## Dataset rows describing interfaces

=== Section Start ===

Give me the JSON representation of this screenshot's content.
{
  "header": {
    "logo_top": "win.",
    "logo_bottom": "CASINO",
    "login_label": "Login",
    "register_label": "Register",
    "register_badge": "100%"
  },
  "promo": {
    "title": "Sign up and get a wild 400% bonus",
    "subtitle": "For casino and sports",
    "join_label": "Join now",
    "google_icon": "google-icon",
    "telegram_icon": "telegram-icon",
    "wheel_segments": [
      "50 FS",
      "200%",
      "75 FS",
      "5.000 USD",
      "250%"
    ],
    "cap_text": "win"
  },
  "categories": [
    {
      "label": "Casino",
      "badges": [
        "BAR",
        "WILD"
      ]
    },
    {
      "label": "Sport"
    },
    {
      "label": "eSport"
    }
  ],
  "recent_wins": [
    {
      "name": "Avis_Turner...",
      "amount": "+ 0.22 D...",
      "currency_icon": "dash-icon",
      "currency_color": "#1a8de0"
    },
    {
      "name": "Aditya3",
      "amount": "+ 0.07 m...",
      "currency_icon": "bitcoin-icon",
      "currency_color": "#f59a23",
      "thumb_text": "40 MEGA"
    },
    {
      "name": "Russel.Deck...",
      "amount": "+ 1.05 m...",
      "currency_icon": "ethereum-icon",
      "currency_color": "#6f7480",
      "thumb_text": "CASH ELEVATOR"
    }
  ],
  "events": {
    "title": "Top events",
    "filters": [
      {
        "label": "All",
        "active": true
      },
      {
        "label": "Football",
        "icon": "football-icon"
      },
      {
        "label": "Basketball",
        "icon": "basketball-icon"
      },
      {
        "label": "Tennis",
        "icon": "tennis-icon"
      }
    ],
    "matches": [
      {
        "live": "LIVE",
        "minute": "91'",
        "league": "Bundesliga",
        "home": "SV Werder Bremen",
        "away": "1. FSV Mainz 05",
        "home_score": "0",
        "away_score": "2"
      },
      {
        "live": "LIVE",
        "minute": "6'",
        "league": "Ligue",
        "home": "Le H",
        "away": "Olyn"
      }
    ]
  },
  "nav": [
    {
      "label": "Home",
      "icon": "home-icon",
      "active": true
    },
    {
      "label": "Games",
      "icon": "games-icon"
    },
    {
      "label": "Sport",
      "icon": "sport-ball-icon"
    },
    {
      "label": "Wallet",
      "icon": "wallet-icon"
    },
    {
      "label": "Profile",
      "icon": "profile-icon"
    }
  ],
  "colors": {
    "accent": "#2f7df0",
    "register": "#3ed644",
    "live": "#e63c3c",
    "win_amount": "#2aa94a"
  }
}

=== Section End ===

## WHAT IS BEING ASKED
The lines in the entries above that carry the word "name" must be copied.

## FINISHED EXERCISE
      "name": "Avis_Turner...",
      "name": "Aditya3",
      "name": "Russel.Deck...",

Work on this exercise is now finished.